* Canadian dollar at $1.3491, or 74.12 U.S. cents

* Bond prices lower across the yield curve

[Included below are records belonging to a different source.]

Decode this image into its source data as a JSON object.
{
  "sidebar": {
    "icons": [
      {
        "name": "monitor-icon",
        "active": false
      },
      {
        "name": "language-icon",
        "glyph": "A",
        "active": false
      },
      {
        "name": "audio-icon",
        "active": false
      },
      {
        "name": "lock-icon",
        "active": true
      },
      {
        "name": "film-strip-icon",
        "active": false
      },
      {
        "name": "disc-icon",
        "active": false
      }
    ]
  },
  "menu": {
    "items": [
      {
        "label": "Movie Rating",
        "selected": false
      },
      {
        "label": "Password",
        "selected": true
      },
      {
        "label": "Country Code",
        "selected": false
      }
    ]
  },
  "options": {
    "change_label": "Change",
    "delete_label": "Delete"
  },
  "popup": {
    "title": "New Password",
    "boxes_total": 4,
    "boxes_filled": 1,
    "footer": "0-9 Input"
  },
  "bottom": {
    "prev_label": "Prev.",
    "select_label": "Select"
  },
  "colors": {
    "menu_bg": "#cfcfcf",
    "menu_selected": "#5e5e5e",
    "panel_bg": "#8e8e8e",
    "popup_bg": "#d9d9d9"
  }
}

TORONTO, Dec 22 (Reuters) - The Canadian dollar tumbled to a three-week low against its U.S. counterpart on Thursday, pressured by domestic inflation data that reminded the market of the risk of further interest rate cuts from the Bank of Canada. Canada's annual inflation slowed in November to 1.2 percent from a rate of 1.5 percent in October, with prices for food and clothing declining, Statistics Canada said. The central bank's new measures for core inflation also weakened, and the report eclipsed data showing a much stronger-than-expected rise of 1.1 percent in Canadian retail sales for October. "To the extent that a (Bank of Canada interest) rate cut was discussed in October, I don't think today's numbers rule that out," said Desjardins Senior Economist Jimmy Jean. The recent fall in Canada's bond yields below U.S. Treasuries has weighed on the loonie as investors brace for divergence in monetary policy between the Federal Reserve and the Bank of Canada. Canada's central bank last cut in July 2015 to leave its policy rate at 0.50 percent. At 9:44 a.m. EST (1444 GMT), the Canadian dollar was trading at C$1.3491 to the greenback, or 74.12 U.S. cents, weaker than Thursday's close of C$1.3407, or 74.59 U.S. cents. The loonie's strongest level of the session was C$1.3414, while it touched its weakest since Nov. 28 at C$1.3520. U.S. President-elect Donald Trump named Peter Navarro, an economist who has urged a hard line on trade with China, to head a newly formed White House National Trade Council, the transition team said on Wednesday. Trump has also vowed to renegotiate the North American Free Trade Agreement with Canada and Mexico, saying it had cost Americans jobs. Economists worry that an uncertain outlook for trade deals will derail an expected pickup in Canada's business spending. U.S. crude prices were up 0.50 percent at $52.75 a barrel despite an unexpected rise in U.S. crude inventories last week and moves by Libya to boost output over the next few months. Canadian government bond prices were lower across the yield curve in sympathy with U.S. Treasuries. The two-year fell 1.5 Canadian cents to yield 0.84 percent, and the benchmark 10-year declined 16 Canadian cents to yield 1.822 percent. One week ago, the 10-year yield touched its highest since June 2015 at 1.859 percent. Canada's gross domestic product data for October is due on Friday.

(Reporting by Fergal Smith; Editing by Lisa Von Ahn)